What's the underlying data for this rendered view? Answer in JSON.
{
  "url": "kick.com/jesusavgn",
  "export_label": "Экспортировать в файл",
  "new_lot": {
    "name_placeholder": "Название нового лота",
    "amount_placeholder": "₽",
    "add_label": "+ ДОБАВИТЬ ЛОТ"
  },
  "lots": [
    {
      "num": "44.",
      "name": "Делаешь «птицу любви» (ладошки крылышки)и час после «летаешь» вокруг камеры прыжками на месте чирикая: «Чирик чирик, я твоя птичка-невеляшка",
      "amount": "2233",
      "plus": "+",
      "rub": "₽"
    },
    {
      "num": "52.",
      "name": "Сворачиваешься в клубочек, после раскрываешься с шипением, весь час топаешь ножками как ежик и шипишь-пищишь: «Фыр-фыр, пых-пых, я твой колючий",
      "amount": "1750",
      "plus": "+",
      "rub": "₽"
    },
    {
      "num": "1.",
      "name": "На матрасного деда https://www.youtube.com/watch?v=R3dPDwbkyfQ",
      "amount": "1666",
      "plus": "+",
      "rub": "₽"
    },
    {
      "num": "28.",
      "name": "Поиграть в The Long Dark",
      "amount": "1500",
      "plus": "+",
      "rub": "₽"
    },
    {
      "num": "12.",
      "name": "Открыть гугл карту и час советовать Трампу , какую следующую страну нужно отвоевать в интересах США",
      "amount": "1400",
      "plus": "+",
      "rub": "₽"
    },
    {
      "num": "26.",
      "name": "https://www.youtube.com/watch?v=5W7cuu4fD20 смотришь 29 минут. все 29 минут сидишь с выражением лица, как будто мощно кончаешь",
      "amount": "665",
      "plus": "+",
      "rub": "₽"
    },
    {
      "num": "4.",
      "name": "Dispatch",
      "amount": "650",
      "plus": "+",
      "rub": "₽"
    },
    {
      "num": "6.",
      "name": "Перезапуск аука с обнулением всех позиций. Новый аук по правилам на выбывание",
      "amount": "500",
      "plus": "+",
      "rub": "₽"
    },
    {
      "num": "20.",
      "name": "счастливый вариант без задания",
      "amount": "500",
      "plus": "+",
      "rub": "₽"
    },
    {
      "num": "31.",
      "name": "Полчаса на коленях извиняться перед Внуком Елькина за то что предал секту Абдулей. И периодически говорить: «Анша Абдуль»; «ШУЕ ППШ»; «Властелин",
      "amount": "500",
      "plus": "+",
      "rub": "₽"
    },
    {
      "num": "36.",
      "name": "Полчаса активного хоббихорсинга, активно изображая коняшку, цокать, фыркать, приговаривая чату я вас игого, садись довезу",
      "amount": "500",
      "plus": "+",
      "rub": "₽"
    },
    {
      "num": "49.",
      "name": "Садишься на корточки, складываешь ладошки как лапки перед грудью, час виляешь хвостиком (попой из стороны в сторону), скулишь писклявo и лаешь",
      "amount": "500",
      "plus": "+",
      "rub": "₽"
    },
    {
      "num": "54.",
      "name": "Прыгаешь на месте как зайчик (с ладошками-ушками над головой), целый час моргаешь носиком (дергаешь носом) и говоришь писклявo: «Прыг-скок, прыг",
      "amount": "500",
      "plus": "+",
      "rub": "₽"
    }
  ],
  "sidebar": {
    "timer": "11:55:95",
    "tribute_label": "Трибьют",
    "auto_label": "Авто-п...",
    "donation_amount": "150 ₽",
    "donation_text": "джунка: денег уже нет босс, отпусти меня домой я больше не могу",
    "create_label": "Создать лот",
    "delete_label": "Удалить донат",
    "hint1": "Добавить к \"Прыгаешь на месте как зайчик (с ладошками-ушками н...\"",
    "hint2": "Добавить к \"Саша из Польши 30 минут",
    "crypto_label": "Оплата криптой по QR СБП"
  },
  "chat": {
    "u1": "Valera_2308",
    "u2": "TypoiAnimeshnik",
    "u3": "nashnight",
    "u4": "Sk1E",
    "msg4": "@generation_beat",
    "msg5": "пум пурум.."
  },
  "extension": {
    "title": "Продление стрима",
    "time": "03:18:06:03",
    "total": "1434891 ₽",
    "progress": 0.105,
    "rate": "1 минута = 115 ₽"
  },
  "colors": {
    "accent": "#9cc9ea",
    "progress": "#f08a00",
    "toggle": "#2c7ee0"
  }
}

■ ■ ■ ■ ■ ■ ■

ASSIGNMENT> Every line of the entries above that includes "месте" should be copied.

OUTPUT FOR THIS EXERCISE>
      "name": "Делаешь «птицу любви» (ладошки крылышки)и час после «летаешь» вокруг камеры прыжками на месте чирикая: «Чирик чирик, я твоя птичка-невеляшка",
      "name": "Прыгаешь на месте как зайчик (с ладошками-ушками над головой), целый час моргаешь носиком (дергаешь носом) и говоришь писклявo: «Прыг-скок, прыг",
    "hint1": "Добавить к \"Прыгаешь на месте как зайчик (с ладошками-ушками н...\"",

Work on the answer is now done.